The initial description of a sky ray is more important than it was for other units as, I and possibly you dear reader, have never seen one of these tanks fielded. The sky ray comes with a pair of networked markerlights and six seeker missiles. The networked markerlights make the skyray capable of loosing its own seekers and make it possibly the most durable markerlight outlet. However, its inability to fire its seekers without a markerlight hit means that its markerlights will primarily be used to fire its own weapons rather than contributing to the rest of the army. Like all other seeker missiles, the sky ray's missiles are non-replenish-able, so it can at best hit with six missiles, but can only expect to hit with five. While the ability to fire each weapon at a different target makes the sky ray an interesting vehicle and allows it to maximize its firepower, it still seems lackluster to me.
The sky ray's aesthetic seems to suggest that it is designed to be an anti-aircraft vehicle. This suggestion was emphasized by Games Workshop. When Apocalpyse Reloaded launched, one of the bundles available was the skysweep missile defense wing, consisting of two sky rays and a devilfish. Here is the description, cited from GW's website:
All Tau Hunter Cadres maintian a pool of Sky Ray Missile Defense Gunships. These are employed primarily in an anti-tank role but they are also highly proficient as an anti-aircraft weapons system. When fighting larger scale engagements, many Fire Caste commanders call upon a 'Skysweep' Missile Defense Wing to provide dominance of the air over the battlefield.
|¡Si, estoy enojado!|
You may argue that this is a symptom of the rules for fliers and changing between apocalypse and sixth edition, but they have largely remained the same. The datasheet for the skysweep formation does allow the sky ray to perform its anti-aircraft role and provides two interesting tricks for merely the price of 150 points and the cost of an otherwise superfluous devilfish that must remain alive for either of the tricks to work. Those 150 points buy a networked markerlight on the devilfish, the tricks and the precursor to skyfire for all markerlights in the formation.
|Data, you just...you...sigh|
Taking an inexpensive varient of the sky ray, with burst cannons, targeting array and a disruption pod, the sky ray clocks in at a mere 145 points, nearly double the cost of a single hydra. The sky ray is undoubtedly more durable than the hydra, and I will grant that has considerable value. However, the hydra is less effective against an armor 13 ground target in terms of effective hull points (0.2037) than is the sky ray (0.3704). Against armor 12 the hydra can expect 0.4074 hull points while the sky ray can expect 0.5556. Against armor 11 the hydra gets 0.6111 while the sky ray gets 0.7407 hull points. Against armor 10 the hydra gets 0.8148 while the sky ray gets 0.9259. While these numbers are probably as mind numbing for you as they were for me, it illustrates how much parity there is against light armor between a single sky ray and a single hydra while there is such a disparity in points.
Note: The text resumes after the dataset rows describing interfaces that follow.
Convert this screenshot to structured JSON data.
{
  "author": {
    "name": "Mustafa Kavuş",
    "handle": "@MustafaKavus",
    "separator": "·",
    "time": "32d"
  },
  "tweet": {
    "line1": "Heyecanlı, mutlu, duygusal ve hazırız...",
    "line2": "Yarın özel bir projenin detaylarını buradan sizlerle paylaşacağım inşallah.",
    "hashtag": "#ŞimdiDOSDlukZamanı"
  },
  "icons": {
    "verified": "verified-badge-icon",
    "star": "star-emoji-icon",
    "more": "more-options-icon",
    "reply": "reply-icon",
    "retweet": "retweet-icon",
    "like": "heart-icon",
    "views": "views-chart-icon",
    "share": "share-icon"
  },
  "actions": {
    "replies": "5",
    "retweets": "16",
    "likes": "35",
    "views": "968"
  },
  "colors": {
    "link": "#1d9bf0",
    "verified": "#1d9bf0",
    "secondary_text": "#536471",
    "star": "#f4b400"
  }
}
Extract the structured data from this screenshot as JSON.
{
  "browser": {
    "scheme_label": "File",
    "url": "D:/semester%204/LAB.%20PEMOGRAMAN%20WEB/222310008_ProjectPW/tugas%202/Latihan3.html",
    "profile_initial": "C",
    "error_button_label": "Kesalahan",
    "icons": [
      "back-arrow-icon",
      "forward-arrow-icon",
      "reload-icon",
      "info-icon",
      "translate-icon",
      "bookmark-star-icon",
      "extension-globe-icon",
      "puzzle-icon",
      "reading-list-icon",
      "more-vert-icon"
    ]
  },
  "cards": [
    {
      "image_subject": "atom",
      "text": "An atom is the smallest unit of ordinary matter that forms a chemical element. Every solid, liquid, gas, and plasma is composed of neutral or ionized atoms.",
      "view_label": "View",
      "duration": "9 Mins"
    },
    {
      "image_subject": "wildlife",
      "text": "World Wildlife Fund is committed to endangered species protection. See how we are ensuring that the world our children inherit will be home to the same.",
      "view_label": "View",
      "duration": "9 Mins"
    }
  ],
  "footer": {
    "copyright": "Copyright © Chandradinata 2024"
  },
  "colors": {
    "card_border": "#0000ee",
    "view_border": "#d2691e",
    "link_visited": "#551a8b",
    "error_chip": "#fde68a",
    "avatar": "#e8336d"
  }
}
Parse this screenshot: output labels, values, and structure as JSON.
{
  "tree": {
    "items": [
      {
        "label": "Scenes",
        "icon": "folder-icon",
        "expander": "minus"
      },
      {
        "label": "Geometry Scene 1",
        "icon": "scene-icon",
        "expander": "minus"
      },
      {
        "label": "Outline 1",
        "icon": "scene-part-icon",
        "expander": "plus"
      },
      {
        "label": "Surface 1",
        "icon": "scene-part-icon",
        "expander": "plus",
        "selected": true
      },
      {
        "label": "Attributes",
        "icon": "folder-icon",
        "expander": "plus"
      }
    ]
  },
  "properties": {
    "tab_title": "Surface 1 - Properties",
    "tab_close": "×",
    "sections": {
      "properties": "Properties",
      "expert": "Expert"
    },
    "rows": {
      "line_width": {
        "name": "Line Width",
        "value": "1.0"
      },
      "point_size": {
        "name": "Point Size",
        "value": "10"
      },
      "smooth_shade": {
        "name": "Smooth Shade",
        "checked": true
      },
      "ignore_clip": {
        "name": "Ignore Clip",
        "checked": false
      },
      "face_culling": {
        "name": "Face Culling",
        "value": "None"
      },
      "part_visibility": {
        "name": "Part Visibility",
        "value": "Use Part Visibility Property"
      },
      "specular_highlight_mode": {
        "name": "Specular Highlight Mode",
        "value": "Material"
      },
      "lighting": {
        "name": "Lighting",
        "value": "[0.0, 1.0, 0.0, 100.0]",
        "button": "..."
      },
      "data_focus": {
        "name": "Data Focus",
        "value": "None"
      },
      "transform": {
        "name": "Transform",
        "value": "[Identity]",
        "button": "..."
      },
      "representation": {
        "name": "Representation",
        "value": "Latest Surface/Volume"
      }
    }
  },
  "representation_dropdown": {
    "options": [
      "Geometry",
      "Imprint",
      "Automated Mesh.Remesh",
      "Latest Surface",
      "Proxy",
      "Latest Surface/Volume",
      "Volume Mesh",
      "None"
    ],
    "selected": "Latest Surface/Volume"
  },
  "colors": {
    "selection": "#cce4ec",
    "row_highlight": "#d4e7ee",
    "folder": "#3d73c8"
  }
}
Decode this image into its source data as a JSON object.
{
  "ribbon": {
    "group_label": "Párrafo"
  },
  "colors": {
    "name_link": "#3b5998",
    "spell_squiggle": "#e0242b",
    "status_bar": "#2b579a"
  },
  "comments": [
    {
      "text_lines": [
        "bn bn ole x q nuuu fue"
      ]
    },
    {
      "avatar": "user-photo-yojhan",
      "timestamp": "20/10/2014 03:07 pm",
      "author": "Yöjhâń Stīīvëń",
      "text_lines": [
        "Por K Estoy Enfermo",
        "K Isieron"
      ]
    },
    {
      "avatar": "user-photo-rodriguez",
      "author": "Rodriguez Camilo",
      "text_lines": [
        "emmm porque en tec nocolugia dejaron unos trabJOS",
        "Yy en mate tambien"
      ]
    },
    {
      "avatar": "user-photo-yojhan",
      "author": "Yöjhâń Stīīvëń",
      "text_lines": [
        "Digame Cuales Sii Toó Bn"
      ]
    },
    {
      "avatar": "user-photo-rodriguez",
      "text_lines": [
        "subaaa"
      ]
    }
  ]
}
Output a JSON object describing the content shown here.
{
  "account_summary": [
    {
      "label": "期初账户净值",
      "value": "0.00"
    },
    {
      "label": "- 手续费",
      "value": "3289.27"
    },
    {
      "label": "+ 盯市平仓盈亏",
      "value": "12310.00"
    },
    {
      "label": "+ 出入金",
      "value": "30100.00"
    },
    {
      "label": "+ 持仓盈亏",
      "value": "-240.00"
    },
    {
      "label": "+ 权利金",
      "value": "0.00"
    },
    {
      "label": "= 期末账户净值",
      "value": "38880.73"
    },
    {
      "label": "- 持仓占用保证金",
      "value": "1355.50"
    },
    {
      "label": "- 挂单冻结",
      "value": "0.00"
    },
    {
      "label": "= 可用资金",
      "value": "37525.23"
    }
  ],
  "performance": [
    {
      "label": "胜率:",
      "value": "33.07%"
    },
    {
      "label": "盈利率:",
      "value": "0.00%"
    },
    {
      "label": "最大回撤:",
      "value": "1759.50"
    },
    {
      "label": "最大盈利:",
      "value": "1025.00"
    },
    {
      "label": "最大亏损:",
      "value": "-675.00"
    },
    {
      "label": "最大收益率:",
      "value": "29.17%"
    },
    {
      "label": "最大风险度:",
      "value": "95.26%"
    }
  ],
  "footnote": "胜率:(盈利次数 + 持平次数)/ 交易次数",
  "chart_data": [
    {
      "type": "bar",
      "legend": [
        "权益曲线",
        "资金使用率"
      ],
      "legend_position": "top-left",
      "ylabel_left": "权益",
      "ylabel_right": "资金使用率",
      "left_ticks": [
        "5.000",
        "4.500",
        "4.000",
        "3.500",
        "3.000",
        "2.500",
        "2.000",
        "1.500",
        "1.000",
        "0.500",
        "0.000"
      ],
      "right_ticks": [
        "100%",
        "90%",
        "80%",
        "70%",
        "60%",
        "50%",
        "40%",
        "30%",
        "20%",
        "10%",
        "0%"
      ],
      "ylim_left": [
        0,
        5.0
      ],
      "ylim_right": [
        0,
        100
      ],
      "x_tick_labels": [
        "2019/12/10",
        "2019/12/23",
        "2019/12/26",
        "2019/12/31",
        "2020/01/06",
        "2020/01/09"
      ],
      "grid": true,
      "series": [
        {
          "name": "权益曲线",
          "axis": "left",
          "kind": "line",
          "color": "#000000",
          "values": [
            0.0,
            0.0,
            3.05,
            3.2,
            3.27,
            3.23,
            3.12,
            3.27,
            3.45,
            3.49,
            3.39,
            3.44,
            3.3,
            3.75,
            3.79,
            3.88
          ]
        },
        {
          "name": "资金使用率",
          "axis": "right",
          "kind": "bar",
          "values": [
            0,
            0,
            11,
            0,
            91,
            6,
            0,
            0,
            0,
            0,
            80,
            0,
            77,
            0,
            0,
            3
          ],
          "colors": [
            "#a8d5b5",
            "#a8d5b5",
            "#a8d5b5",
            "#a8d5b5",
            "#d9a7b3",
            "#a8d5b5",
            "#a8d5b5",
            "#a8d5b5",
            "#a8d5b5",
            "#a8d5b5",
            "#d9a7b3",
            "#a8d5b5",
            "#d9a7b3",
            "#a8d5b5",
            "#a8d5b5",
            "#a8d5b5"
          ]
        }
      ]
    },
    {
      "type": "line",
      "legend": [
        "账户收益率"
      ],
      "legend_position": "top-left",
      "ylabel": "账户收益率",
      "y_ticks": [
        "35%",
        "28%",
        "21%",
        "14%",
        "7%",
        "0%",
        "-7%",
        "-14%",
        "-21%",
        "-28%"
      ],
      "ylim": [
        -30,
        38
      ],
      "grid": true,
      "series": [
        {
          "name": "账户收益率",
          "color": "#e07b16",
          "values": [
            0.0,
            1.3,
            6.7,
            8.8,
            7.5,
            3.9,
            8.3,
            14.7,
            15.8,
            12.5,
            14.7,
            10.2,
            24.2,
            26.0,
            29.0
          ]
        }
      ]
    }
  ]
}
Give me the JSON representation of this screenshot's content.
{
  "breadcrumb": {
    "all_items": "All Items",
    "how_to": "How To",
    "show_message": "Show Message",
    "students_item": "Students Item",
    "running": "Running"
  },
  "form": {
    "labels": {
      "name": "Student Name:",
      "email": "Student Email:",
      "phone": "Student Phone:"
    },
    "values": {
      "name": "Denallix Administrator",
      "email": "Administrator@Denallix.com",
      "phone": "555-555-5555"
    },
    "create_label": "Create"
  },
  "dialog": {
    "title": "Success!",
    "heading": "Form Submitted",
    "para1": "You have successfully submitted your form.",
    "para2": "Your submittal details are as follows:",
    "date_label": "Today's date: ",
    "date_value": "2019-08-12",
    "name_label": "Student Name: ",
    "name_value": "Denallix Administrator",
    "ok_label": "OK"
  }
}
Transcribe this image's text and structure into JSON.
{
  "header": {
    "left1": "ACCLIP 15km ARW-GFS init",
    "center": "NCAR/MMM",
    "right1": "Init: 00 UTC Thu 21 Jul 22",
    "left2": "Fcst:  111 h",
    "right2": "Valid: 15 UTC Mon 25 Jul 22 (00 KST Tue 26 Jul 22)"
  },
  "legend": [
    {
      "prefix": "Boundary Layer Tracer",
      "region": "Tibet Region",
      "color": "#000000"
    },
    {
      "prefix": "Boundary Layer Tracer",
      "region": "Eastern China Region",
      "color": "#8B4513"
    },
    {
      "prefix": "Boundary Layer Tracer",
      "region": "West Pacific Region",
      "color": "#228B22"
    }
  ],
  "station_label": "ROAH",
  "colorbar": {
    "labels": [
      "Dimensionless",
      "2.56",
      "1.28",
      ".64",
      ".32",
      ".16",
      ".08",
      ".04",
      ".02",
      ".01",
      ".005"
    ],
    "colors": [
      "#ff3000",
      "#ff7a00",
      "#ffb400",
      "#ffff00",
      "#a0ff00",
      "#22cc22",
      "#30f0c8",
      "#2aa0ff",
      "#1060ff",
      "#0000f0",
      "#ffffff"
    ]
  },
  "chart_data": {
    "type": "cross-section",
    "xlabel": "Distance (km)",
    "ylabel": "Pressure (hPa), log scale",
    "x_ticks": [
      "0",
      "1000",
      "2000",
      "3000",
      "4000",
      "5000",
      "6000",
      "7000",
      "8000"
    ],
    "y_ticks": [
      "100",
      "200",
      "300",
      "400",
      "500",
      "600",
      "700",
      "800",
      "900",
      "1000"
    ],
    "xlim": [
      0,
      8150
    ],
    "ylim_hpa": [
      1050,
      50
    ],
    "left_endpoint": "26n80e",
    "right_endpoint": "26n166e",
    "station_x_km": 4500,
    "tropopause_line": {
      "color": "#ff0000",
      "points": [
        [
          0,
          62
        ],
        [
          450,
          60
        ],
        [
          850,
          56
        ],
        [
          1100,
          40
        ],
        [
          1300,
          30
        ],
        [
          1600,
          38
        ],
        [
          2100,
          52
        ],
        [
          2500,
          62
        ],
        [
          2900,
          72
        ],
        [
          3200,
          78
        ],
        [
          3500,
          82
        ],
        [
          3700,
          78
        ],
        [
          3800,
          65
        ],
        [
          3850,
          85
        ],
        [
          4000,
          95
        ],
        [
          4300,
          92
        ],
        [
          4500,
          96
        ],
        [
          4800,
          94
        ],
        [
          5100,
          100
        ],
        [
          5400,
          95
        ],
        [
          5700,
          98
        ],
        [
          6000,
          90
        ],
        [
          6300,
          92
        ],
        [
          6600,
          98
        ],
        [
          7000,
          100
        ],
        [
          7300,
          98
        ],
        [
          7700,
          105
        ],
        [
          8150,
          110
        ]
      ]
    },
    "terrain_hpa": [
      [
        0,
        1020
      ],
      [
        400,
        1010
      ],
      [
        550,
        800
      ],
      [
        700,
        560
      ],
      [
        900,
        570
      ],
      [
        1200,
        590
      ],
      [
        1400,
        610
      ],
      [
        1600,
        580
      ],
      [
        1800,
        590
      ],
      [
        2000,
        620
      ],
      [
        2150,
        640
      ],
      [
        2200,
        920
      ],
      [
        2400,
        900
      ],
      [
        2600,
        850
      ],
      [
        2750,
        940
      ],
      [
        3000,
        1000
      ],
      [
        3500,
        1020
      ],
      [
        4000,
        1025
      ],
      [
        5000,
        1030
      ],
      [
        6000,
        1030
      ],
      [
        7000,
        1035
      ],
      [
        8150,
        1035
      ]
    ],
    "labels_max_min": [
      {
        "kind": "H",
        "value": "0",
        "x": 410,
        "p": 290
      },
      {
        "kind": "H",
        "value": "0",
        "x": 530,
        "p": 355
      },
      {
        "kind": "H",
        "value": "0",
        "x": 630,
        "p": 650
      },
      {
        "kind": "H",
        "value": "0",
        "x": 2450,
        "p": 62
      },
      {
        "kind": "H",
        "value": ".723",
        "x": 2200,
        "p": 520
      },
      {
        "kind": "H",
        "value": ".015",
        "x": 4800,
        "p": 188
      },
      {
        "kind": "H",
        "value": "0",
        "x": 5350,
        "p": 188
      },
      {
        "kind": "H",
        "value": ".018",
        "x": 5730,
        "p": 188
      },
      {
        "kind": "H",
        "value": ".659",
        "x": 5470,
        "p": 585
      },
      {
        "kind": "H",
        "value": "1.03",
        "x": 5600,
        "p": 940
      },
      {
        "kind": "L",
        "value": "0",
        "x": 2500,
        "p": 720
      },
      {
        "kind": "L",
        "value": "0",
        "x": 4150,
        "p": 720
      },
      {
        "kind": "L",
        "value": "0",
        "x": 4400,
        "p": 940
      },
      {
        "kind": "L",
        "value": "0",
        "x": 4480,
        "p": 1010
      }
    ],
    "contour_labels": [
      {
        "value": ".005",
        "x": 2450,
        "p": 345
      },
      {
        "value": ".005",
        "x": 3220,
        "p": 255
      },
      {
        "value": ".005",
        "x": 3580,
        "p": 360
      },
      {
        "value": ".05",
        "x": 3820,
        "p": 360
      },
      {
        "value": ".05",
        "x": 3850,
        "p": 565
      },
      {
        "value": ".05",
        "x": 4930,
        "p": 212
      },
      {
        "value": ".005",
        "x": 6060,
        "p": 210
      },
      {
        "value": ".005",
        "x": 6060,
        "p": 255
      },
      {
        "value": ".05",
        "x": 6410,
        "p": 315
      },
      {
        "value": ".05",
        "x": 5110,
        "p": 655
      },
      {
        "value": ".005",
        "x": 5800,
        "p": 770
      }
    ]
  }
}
As far as Tau anti-tank is concerned, the sky ray's armaments are a joke. Missiles are a legitimate anti-tank option for most codices, but we are talking about Tau. For Tau, railguns are the gold standard and anything that tries to compete must have volume of fire and the sky ray does not. I would love to say this unit is worth taking, but I simply cannot through a combination of high cost, low damage output and having to compete against other heavy support options that Tau rely on.
You could object that I'm comparing a fourth edition codex to fifth edition codices and it isn't a fair comparison. That would be a legitimate counter-argument if we were still playing fourth edition with fourth edition codices. However, I am playing sixth edition, with a fourth edition codex against primarily fifth edition codices. As soon as my opponents play fourth edition codices or Tau are a sixth edition codex I'll stop complaining like this because I know no one likes it. I don't like doing it. But when I set out to do these in-depth looks at individual units, I decided I had to examine them in context. That context is the mix of fourth, sixth and fifth.
I'm Undergound Heretic and I get to live with that every day!